Spring flowers from Martha's garden provide a refresher course in the elements of design: color, structure, and texture.

Color

Even a master of subtlety can be seduced by the exuberant colors of flowers. "Martha loves 'Flaming Parrot' and red Darwin tulips together," says Martha Stewart Living's Kevin Sharkey, who arranged the flowers on these pages using blooms from Martha's Bedford garden. "It's not a combination that most people would guess she'd like." When arranging boldly hued flowers, simplicity often makes the strongest statement. Here, Kevin placed a large cluster of solid and striped tulips in a vase, its gold stripes echoing, but not competing with, the flowers.

We also like ...
pink and orange tulips.

Structure

"Sometimes you don't want to just isolate a special flower, such as a tree peony floating in a bowl," says Kevin. "You want it to have some friends, but it helps to have a plan or structure." In this display, large leaves from a variegated hosta plant -- commonly found in gardens but not often used in arrangements -- build a strong foundation (as well as color palette) for voluminous tree peonies and a smattering of lady's mantle (Alchemilla mollis). Spilling onto the table, the hostas create a beautiful "undulating architecture," says Kevin.

We also like ...
coleus or ferns and large English roses.

Texture

While bright flowers may scream out at you in the garden or the flower shop, mixing textured elements can also result in a dramatic arrangement. For this delicately colored display, Kevin combined silky tulips; green snowball viburnums; large, single-petaled peonies; and the velvety foliage of scented geraniums. Even the vessel -- in this case, an antique silver ice bucket from Martha's cupboard -- can provide an additional layer of texture.

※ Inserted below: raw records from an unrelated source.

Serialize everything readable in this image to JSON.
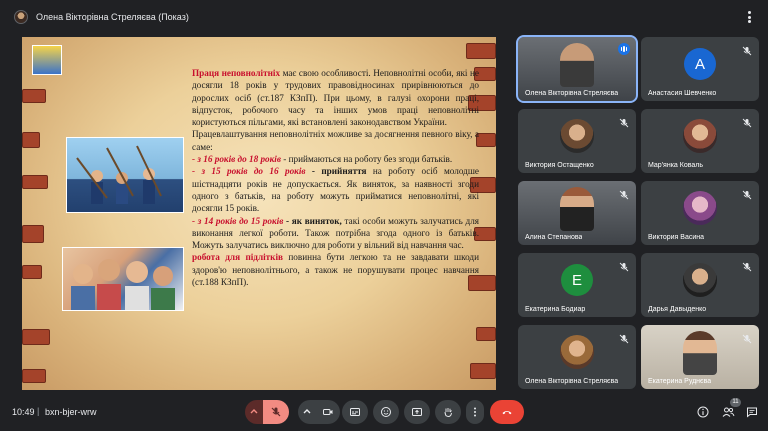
{
  "window": {
    "presenter_label": "Олена Вікторівна Стреляєва (Показ)"
  },
  "slide": {
    "title_red": "Праця неповнолітніх",
    "title_rest": " має свою особливості.",
    "para1": " Неповнолітні особи, які не досягли 18 років у трудових правовідносинах прирівнюються до дорослих осіб (ст.187 КЗпП). При цьому, в галузі охорони праці, відпусток, робочого часу та інших умов праці неповнолітні користуються пільгами, які встановлені законодавством України.",
    "para2": "Працевлаштування неповнолітніх можливе за досягнення певного віку, а саме:",
    "item1_red": "- з 16 років до 18 років",
    "item1_rest": " - приймаються на роботу без згоди батьків.",
    "item2_red": "- з 15 років до 16 років",
    "item2_bold": " - прийняття",
    "item2_rest": " на роботу осіб молодше шістнадцяти років не допускається. Як виняток, за наявності згоди одного з батьків, на роботу можуть прийматися неповнолітні, які досягли 15 років.",
    "item3_red": "- з 14 років до 15 років",
    "item3_bold": " - як виняток,",
    "item3_rest": " такі особи можуть залучатись для виконання легкої роботи. Також потрібна згода одного із батьків. Можуть залучатись виключно для роботи у вільний від навчання час.",
    "item4_red": "робота для підлітків",
    "item4_rest": " повинна бути легкою та не завдавати шкоди здоров'ю неповнолітнього, а також не порушувати процес навчання (ст.188 КЗпП)."
  },
  "participants": [
    {
      "name": "Олена Вікторівна Стреляєва",
      "type": "video",
      "speaking": true
    },
    {
      "name": "Анастасия Шевченко",
      "type": "avatar",
      "initial": "A",
      "color": "#1967d2",
      "muted": true
    },
    {
      "name": "Виктория Остащенко",
      "type": "photo",
      "muted": true
    },
    {
      "name": "Мар'янка Коваль",
      "type": "photo",
      "muted": true
    },
    {
      "name": "Алина Степанова",
      "type": "video",
      "muted": true
    },
    {
      "name": "Виктория Васина",
      "type": "photo",
      "muted": true
    },
    {
      "name": "Екатерина Бодиар",
      "type": "avatar",
      "initial": "E",
      "color": "#1e8e3e",
      "muted": true
    },
    {
      "name": "Дарья Давыденко",
      "type": "photo",
      "muted": true
    },
    {
      "name": "Олена Вікторівна Стреляєва",
      "type": "photo",
      "muted": true
    },
    {
      "name": "Екатерина Руднєва",
      "type": "video",
      "muted": true
    }
  ],
  "bottombar": {
    "time": "10:49",
    "separator": "|",
    "meeting_code": "bxn-bjer-wrw",
    "people_count": "11"
  },
  "colors": {
    "background": "#202124",
    "tile": "#3c4043",
    "hangup": "#ea4335",
    "accent": "#8ab4f8"
  }
}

"I used tulips as the base here -- not peonies, which, I find, can get buried," says Kevin. "Instead, I place peonies in at the end."

We also like...
lamb's ears, alliums, and clematis.